Work request:
The answer must consist of each line below that contains the string "title".
==== Supplied information ====
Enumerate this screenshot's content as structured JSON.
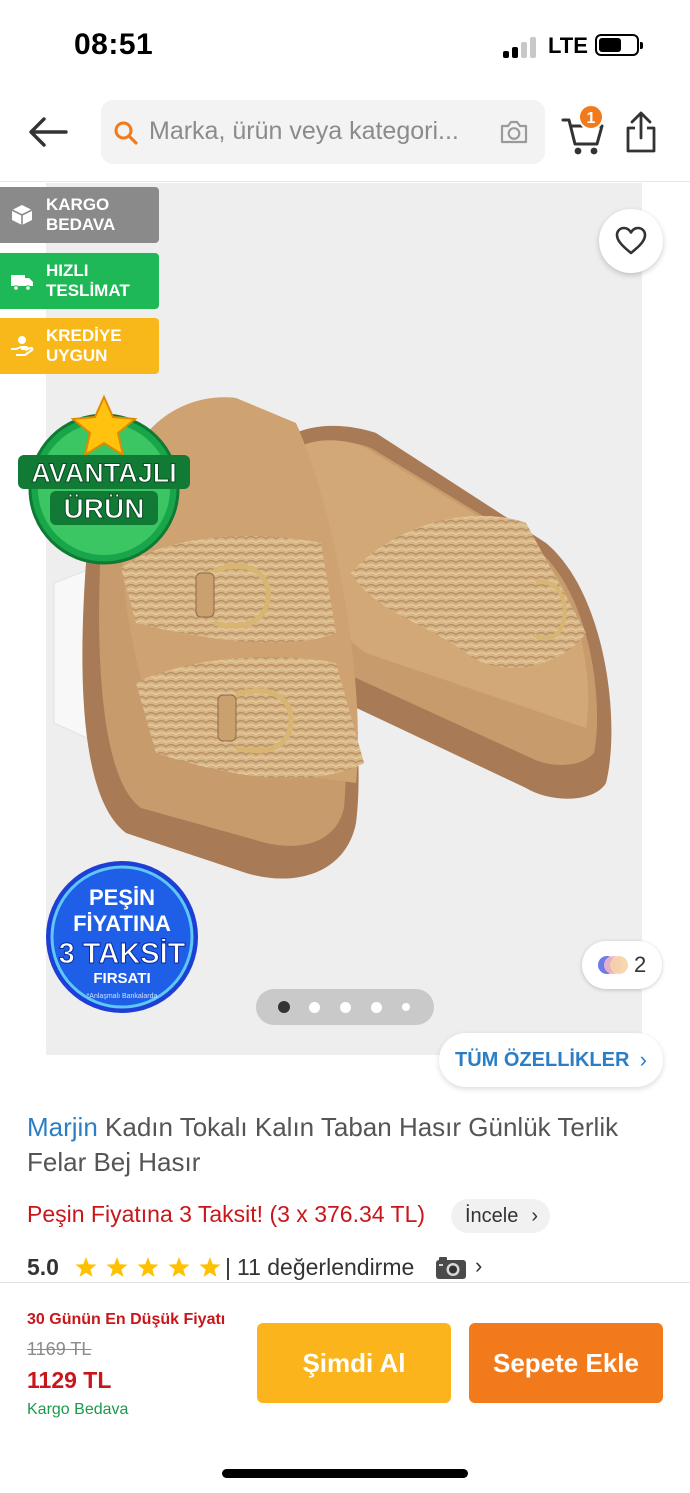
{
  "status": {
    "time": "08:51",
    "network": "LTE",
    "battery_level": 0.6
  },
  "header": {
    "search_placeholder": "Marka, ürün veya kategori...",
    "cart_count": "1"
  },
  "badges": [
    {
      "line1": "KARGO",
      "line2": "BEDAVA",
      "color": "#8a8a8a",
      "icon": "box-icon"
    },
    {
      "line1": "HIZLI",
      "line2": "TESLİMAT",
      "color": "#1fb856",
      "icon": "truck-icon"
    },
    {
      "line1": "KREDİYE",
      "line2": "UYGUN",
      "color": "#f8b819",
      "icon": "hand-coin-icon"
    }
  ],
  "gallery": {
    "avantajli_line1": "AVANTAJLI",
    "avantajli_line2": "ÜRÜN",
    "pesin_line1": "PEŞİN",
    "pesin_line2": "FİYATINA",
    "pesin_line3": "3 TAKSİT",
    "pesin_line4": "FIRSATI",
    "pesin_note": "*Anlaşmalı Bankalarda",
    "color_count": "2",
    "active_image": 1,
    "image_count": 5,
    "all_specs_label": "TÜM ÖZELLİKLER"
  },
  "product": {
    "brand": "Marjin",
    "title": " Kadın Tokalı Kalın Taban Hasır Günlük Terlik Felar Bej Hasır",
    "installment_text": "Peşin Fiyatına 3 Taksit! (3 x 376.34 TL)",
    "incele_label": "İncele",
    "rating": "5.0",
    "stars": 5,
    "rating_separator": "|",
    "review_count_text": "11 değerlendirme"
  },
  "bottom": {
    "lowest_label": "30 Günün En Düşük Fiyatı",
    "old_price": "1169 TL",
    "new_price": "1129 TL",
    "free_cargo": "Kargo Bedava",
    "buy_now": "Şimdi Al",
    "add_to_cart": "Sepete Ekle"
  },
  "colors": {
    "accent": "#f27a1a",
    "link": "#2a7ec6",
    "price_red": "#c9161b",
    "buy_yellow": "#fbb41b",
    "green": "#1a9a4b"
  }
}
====
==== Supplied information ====
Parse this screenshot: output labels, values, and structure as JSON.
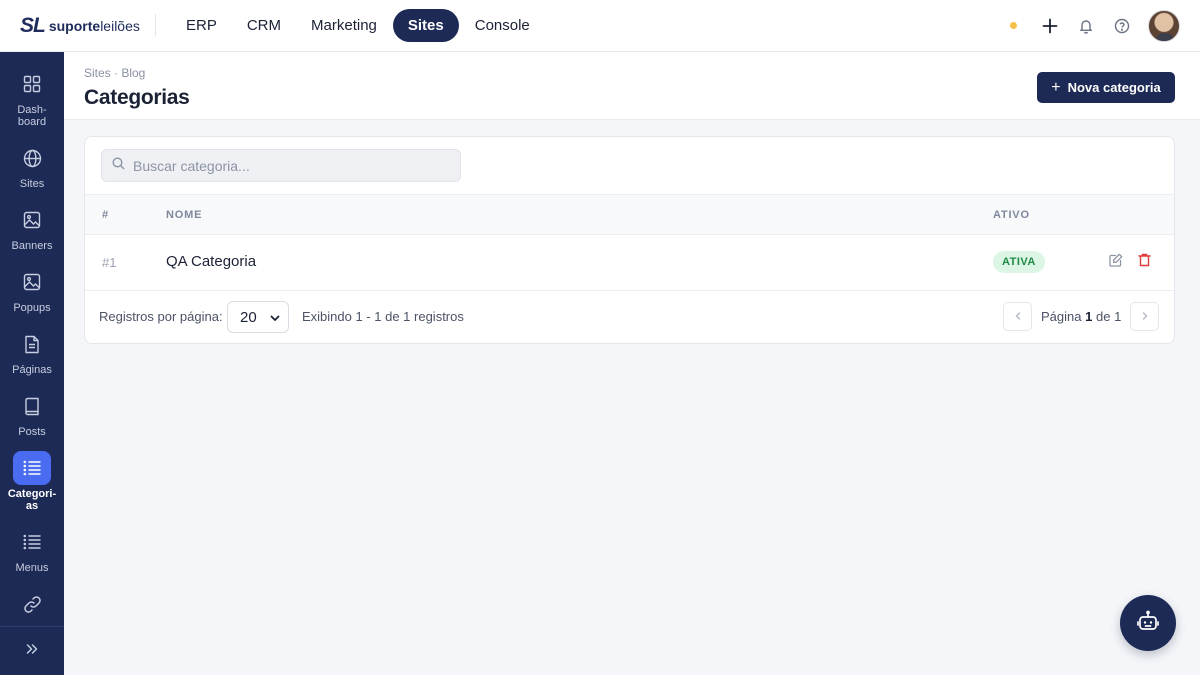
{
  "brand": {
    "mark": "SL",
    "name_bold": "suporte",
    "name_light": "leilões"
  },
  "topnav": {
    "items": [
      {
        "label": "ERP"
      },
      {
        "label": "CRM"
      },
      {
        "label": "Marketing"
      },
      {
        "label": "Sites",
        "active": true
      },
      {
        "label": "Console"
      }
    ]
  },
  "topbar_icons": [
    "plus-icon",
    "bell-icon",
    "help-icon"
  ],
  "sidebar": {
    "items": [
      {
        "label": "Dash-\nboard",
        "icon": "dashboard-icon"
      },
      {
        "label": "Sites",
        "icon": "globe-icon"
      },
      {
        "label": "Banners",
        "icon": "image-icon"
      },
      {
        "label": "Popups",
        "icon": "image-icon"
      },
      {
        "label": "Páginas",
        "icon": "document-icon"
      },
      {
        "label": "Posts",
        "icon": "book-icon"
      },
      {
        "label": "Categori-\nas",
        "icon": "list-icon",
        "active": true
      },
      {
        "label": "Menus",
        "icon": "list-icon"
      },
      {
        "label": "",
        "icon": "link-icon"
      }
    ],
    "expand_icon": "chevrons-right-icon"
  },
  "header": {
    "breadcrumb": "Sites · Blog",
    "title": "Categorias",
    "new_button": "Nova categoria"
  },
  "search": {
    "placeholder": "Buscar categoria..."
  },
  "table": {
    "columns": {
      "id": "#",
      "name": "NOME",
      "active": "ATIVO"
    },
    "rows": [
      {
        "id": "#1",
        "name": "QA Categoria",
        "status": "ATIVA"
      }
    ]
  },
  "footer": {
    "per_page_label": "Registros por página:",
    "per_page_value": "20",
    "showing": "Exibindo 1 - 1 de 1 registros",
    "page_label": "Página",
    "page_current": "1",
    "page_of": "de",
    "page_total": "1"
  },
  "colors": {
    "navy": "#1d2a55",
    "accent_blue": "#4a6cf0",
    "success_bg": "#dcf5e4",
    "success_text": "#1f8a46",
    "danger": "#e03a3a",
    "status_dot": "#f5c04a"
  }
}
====
Reply:
    "title": " Kadın Tokalı Kalın Taban Hasır Günlük Terlik Felar Bej Hasır",
    "title": "Categorias",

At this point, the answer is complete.